This was also true of the interlocutors’ group under Padgaonkar. While they enumerated issues of concern and even suggested possible changes to relevant laws governing the relationship with J&K, their final call was to set up a constitutional committee to look into this issue.
It’s clear from this backdrop that Sharma has a fine line to tread on this issue. Former Home minister and senior Congress leader P. Chidambaram was quick to latch on when he pitched for greater autonomy soon after Sharma’s appointment. National Conference held a delegates’ conference after 15 years, and adopted a resolution demanding more autonomy, also to corner the PDP, which has historically taken more extreme positions on this.
Barely had this narrative taken off that the BJP lost no time in countering it. No less than the Prime Minister himself lashed out at the Congress for using language spoken usually in Pakistan.
“Iska unko har pal jawaab dena hoga (This they will have to answer every moment from now),” he said at a rally in Bengaluru, virtually removing the autonomy option from the table even before Sharma could lay out his menu.
Which is why Sharma’s political play is greatly diminished from the standpoint of serious interlocution, as known and understood over the past two decades. He can, at best, come up with a set of ‘healing touch’ measures and actively pursue a de-radicalisation programme for the youth, although the response to any of what he may propose from now on would be at best, lukewarm.

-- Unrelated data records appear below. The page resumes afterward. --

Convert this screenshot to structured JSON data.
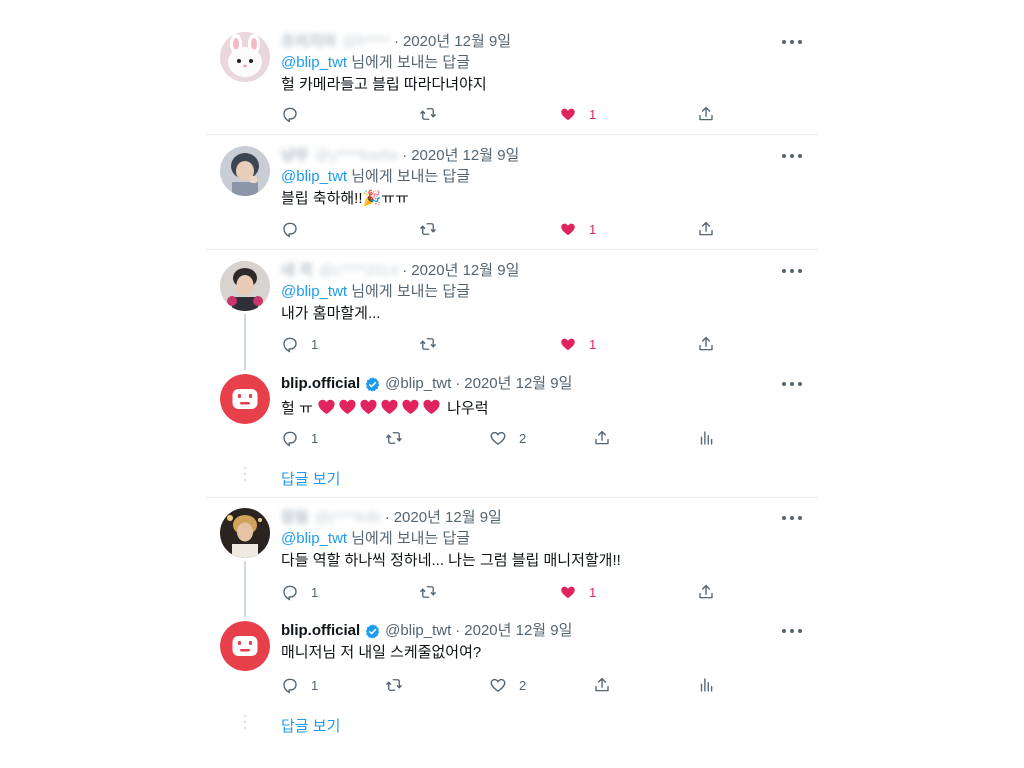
{
  "tweets": [
    {
      "name": "프리지아",
      "handle": "@fr****",
      "time": "2020년 12월 9일",
      "replying_prefix": "@blip_twt",
      "replying_suffix": " 님에게 보내는 답글",
      "text": "헐 카메라들고 블립 따라다녀야지",
      "reply_count": "",
      "like_count": "1",
      "liked": true
    },
    {
      "name": "냥무",
      "handle": "@y****kwdw",
      "time": "2020년 12월 9일",
      "replying_prefix": "@blip_twt",
      "replying_suffix": " 님에게 보내는 답글",
      "text": "블립 축하해!!🎉ㅠㅠ",
      "reply_count": "",
      "like_count": "1",
      "liked": true
    },
    {
      "name": "네 끼",
      "handle": "@c****2014",
      "time": "2020년 12월 9일",
      "replying_prefix": "@blip_twt",
      "replying_suffix": " 님에게 보내는 답글",
      "text": "내가 홈마할게...",
      "reply_count": "1",
      "like_count": "1",
      "liked": true
    },
    {
      "name": "blip.official",
      "handle": "@blip_twt",
      "time": "2020년 12월 9일",
      "text_before": "헐 ㅠ ",
      "text_after": " 나우럭",
      "hearts": 6,
      "reply_count": "1",
      "like_count": "2",
      "liked": false
    },
    {
      "name": "잠됨",
      "handle": "@j****kdb",
      "time": "2020년 12월 9일",
      "replying_prefix": "@blip_twt",
      "replying_suffix": " 님에게 보내는 답글",
      "text": "다들 역할 하나씩 정하네... 나는 그럼 블립 매니저할개!!",
      "reply_count": "1",
      "like_count": "1",
      "liked": true
    },
    {
      "name": "blip.official",
      "handle": "@blip_twt",
      "time": "2020년 12월 9일",
      "text": "매니저님 저 내일 스케줄없어여?",
      "reply_count": "1",
      "like_count": "2",
      "liked": false
    }
  ],
  "show_replies_label": "답글 보기",
  "dot": "·",
  "colors": {
    "accent": "#1d9bf0",
    "like": "#e0245e",
    "muted": "#536471",
    "blip_red": "#e8404b"
  },
  "icons": [
    "reply-icon",
    "retweet-icon",
    "like-icon",
    "share-icon",
    "analytics-icon",
    "verified-badge-icon",
    "more-icon"
  ]
}
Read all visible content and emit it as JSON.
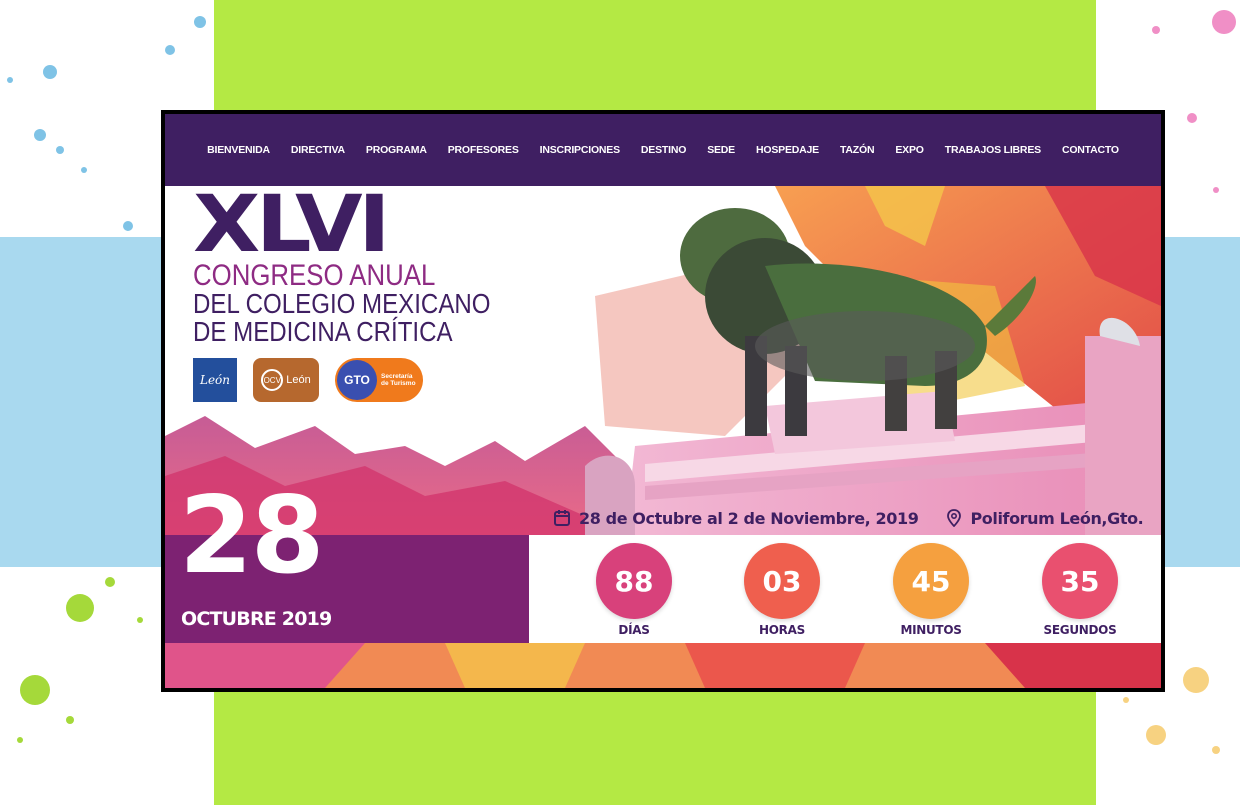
{
  "nav": {
    "items": [
      "BIENVENIDA",
      "DIRECTIVA",
      "PROGRAMA",
      "PROFESORES",
      "INSCRIPCIONES",
      "DESTINO",
      "SEDE",
      "HOSPEDAJE",
      "TAZÓN",
      "EXPO",
      "TRABAJOS LIBRES",
      "CONTACTO"
    ]
  },
  "hero": {
    "edition": "XLVI",
    "line1": "CONGRESO ANUAL",
    "line2": "DEL COLEGIO MEXICANO",
    "line3": "DE MEDICINA CRÍTICA"
  },
  "logos": {
    "leon": "León",
    "ocv_ring": "OCV",
    "ocv_text": "León",
    "gto": "GTO",
    "gto_text_1": "Secretaría",
    "gto_text_2": "de Turismo"
  },
  "date": {
    "day": "28",
    "month_year": "OCTUBRE 2019"
  },
  "event": {
    "dates": "28 de Octubre al 2 de Noviembre, 2019",
    "venue": "Poliforum León,Gto.",
    "calendar_icon": "calendar-icon",
    "location_icon": "map-pin-icon"
  },
  "countdown": {
    "days": {
      "value": "88",
      "label": "DÍAS",
      "color": "#d8417b"
    },
    "hours": {
      "value": "03",
      "label": "HORAS",
      "color": "#ef5f4e"
    },
    "minutes": {
      "value": "45",
      "label": "MINUTOS",
      "color": "#f5a03f"
    },
    "seconds": {
      "value": "35",
      "label": "SEGUNDOS",
      "color": "#e9506f"
    }
  },
  "colors": {
    "nav_bg": "#3f1f62",
    "accent_purple": "#7d2272",
    "page_green": "#b4e944",
    "page_blue": "#a9d9ef"
  }
}
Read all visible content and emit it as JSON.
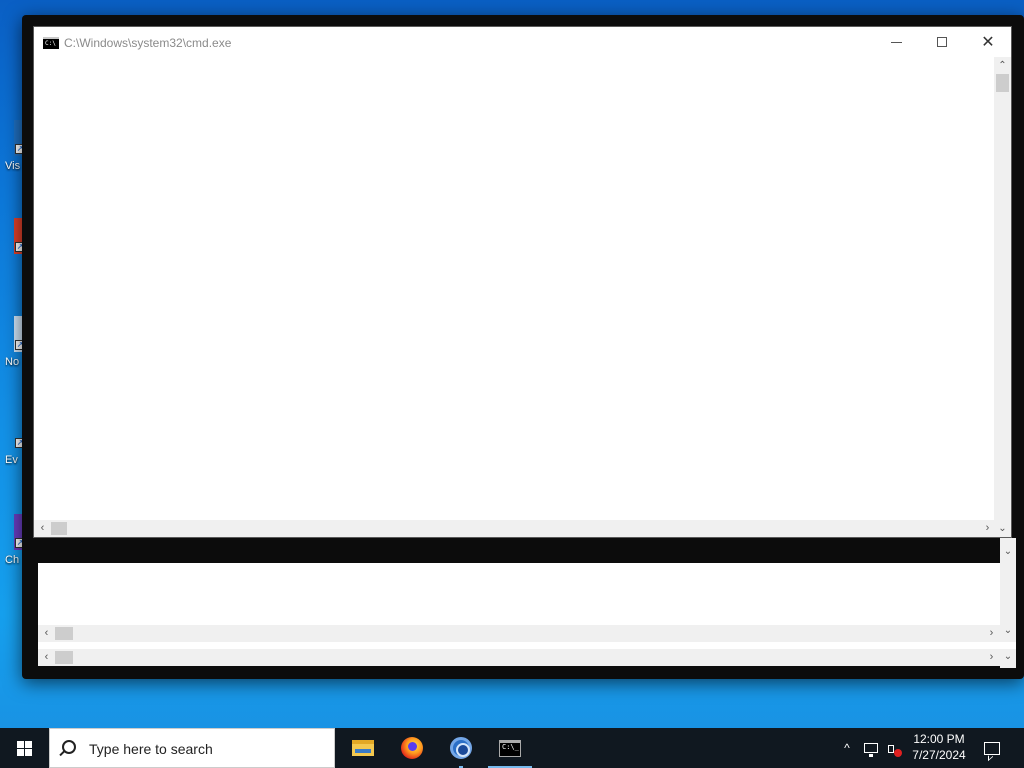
{
  "desktop": {
    "icons": [
      {
        "label": "Vis",
        "icon": "vscode-shortcut-icon"
      },
      {
        "label": "",
        "icon": "app-shortcut-icon"
      },
      {
        "label": "No",
        "icon": "notepad-shortcut-icon"
      },
      {
        "label": "Ev",
        "icon": "app-shortcut-icon"
      },
      {
        "label": "Ch",
        "icon": "chrome-shortcut-icon"
      }
    ]
  },
  "window": {
    "title": "C:\\Windows\\system32\\cmd.exe",
    "icon": "cmd-icon",
    "controls": {
      "minimize": "minimize-icon",
      "maximize": "maximize-icon",
      "close": "close-icon"
    },
    "close_glyph": "✕",
    "scroll_up_glyph": "⌃",
    "scroll_down_glyph": "⌄",
    "scroll_left_glyph": "‹",
    "scroll_right_glyph": "›"
  },
  "taskbar": {
    "search_placeholder": "Type here to search",
    "apps": [
      {
        "name": "File Explorer",
        "icon": "folder-icon"
      },
      {
        "name": "Firefox",
        "icon": "firefox-icon"
      },
      {
        "name": "Chrome",
        "icon": "chrome-icon"
      },
      {
        "name": "Command Prompt",
        "icon": "cmd-icon"
      }
    ],
    "tray": {
      "chevron": "^",
      "time": "12:00 PM",
      "date": "7/27/2024"
    }
  },
  "colors": {
    "taskbar_bg": "#101820",
    "desktop_blue": "#1390e6",
    "active_indicator": "#76b9ed"
  }
}
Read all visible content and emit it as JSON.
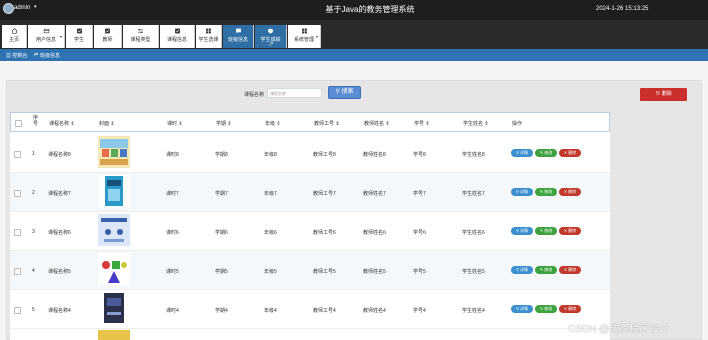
{
  "header": {
    "username": "admin",
    "title": "基于Java的教务管理系统",
    "datetime": "2024-1-26 15:13:25"
  },
  "nav": [
    {
      "label": "主页",
      "icon": "home-icon"
    },
    {
      "label": "用户信息",
      "icon": "card-icon"
    },
    {
      "label": "学生",
      "icon": "check-icon"
    },
    {
      "label": "教师",
      "icon": "check-icon"
    },
    {
      "label": "课程类型",
      "icon": "sliders-icon"
    },
    {
      "label": "课程信息",
      "icon": "check-icon"
    },
    {
      "label": "学生选课",
      "icon": "grid-icon"
    },
    {
      "label": "班级信息",
      "icon": "chat-icon"
    },
    {
      "label": "学生成绩",
      "icon": "shield-icon"
    },
    {
      "label": "系统管理",
      "icon": "grid-icon"
    }
  ],
  "active_nav": "学生成绩",
  "breadcrumb": {
    "home": "控制台",
    "current": "班级信息"
  },
  "search": {
    "label": "课程名称",
    "placeholder": "课程名称",
    "button": "搜索"
  },
  "delete_button": "删除",
  "table": {
    "headers": [
      "序号",
      "课程名称",
      "封面",
      "课时",
      "学期",
      "年级",
      "教师工号",
      "教师姓名",
      "学号",
      "学生姓名",
      "操作"
    ],
    "rows": [
      {
        "no": "1",
        "course": "课程名称8",
        "hours": "课时8",
        "term": "学期8",
        "grade": "年级8",
        "tid": "教师工号8",
        "tname": "教师姓名8",
        "sid": "学号8",
        "sname": "学生姓名8",
        "cover": "cover-cartoon"
      },
      {
        "no": "2",
        "course": "课程名称7",
        "hours": "课时7",
        "term": "学期7",
        "grade": "年级7",
        "tid": "教师工号7",
        "tname": "教师姓名7",
        "sid": "学号7",
        "sname": "学生姓名7",
        "cover": "cover-book"
      },
      {
        "no": "3",
        "course": "课程名称6",
        "hours": "课时6",
        "term": "学期6",
        "grade": "年级6",
        "tid": "教师工号6",
        "tname": "教师姓名6",
        "sid": "学号6",
        "sname": "学生姓名6",
        "cover": "cover-lesson"
      },
      {
        "no": "4",
        "course": "课程名称5",
        "hours": "课时5",
        "term": "学期5",
        "grade": "年级5",
        "tid": "教师工号5",
        "tname": "教师姓名5",
        "sid": "学号5",
        "sname": "学生姓名5",
        "cover": "cover-shapes"
      },
      {
        "no": "5",
        "course": "课程名称4",
        "hours": "课时4",
        "term": "学期4",
        "grade": "年级4",
        "tid": "教师工号4",
        "tname": "教师姓名4",
        "sid": "学号4",
        "sname": "学生姓名4",
        "cover": "cover-darkbook"
      }
    ],
    "actions": {
      "view": "详情",
      "edit": "修改",
      "delete": "删除"
    }
  },
  "watermark": "CSDN @成泽程序设计"
}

This brings us to the second question of the interlocutor’s relevance if he is already so weakened. The short answer is Sharma remains politically relevant in the BJP’s big picture.
To fathom this, one must understand that for previous governments, optics was different from substance, almost like two separate tracks – one for public consumption, the other away from the public eye, done quietly for the long haul. But for the NDA government, optics is the substance. This is a political shift that symbolises the ascension of Prime Minister Narendra Modi, a marked change in method that has almost abolished official sanctity to any track-2 approach.
So, it’s quite clear in this case that the announcement of an interlocutor was a sharp political move intended at both addressing political concerns and making political gains. How?
In the short run, it gives Chief Minister Mehbooba Mufti something to talk about, something she can claim she could extract from this alliance of opposites. Like she got optics – Lahore stopover, the chat at Ufa – in return for her demands for dialogue with Pakistan, Sharma’s appointment is much of the same given that he has no mandate now to move on autonomy, not even as a conversation-starter.
But in the longer run, this interlocution model will lay the ground for more anticipated clash points between the BJP and the PDP, especially on Kashmir’s special status which, anyhow, is strained by the Centre’s position on Article 35A. Both political parties know that their ability to accommodate each other is going to be vastly reduced as they approach parliamentary elections in 2019 and state polls in 2020.
Eventually, there’s every possibility for the interlocutor to emerge as the caretaker manager of issues, while the two alliance partners find ways to politically disengage in order to nurture their diametrically different political constituencies. The effort, perhaps, is to keep it as mutually acceptable as possible, just the way the alliance has continued with the acknowledgement that neither may make electoral gains if they split.
Sharma, much like Vohra, may well be in for a long run, but only if he works best for all stakeholders, especially the BJP. Until then, he is on close watch.